▸ Description of the task: Check each line of the entries for "packages" and report the ones that have it.

::: Entries shown

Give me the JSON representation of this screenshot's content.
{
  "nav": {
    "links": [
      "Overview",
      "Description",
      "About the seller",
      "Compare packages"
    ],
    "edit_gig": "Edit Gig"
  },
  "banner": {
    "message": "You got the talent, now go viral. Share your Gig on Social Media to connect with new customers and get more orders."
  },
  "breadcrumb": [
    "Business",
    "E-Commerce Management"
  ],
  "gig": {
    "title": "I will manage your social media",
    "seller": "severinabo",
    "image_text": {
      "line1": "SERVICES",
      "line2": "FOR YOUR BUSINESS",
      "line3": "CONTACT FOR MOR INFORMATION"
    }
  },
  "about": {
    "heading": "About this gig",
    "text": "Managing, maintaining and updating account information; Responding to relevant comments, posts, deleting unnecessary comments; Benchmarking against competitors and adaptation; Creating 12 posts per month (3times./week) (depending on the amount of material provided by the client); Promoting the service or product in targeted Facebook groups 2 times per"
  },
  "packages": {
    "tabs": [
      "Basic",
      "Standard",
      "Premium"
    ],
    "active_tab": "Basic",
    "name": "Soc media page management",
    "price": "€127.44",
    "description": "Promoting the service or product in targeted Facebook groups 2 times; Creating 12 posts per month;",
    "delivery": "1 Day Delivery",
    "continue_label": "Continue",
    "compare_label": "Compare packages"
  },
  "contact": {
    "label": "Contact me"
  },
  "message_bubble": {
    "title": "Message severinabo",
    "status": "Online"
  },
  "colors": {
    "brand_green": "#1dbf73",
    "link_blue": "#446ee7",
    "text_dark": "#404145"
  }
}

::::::

▸ Written answer:
      "Compare packages"
  "packages": {
    "compare_label": "Compare packages"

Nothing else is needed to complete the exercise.